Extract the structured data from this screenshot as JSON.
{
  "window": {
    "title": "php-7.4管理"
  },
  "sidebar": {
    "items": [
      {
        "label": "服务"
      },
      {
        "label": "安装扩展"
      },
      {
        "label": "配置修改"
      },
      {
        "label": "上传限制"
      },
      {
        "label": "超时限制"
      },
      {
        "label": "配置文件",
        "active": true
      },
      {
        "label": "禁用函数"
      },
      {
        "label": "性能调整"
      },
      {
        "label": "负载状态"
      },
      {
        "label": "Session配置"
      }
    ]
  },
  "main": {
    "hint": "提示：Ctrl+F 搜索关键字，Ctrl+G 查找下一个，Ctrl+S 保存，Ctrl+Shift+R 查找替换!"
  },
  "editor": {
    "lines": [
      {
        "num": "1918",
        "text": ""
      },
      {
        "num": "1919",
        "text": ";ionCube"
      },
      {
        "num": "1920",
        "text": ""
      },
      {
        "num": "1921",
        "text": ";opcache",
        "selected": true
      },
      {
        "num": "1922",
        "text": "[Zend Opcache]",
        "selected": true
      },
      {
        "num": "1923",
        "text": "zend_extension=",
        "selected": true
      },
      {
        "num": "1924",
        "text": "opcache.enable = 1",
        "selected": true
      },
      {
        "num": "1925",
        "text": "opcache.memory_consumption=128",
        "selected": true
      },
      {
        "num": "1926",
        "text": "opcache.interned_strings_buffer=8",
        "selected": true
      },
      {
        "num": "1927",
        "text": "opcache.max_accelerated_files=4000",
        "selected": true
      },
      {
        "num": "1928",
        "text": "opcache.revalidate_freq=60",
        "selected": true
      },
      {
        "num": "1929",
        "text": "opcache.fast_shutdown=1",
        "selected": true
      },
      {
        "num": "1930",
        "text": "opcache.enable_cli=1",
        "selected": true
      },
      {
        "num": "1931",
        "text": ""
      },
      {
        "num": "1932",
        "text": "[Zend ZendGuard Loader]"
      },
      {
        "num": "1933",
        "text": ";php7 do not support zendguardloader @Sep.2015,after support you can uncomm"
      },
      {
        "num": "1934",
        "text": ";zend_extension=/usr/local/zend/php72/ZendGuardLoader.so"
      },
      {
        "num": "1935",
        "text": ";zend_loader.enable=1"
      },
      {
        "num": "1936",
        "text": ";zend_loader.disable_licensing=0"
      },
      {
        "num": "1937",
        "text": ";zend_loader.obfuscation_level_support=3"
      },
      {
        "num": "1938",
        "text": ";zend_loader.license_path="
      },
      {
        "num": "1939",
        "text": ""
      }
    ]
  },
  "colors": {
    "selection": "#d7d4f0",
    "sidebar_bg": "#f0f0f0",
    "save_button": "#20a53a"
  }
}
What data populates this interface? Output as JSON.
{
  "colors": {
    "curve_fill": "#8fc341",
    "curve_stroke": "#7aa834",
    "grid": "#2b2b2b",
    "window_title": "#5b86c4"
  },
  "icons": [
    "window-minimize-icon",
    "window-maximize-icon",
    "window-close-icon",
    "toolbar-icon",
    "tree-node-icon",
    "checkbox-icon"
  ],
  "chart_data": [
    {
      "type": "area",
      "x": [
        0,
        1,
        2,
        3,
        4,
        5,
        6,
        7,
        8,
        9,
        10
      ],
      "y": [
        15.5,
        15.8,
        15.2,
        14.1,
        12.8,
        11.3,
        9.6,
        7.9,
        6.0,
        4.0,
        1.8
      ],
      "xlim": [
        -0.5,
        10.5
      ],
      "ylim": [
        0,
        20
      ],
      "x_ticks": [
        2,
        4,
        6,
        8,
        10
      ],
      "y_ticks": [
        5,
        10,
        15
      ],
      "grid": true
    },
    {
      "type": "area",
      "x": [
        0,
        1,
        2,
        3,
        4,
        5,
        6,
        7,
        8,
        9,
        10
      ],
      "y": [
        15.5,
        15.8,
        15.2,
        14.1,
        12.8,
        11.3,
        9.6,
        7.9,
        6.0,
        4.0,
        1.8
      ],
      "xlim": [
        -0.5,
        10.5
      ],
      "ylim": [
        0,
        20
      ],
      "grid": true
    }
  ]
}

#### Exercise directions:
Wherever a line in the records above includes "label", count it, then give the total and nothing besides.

#### Result of this exercise:
10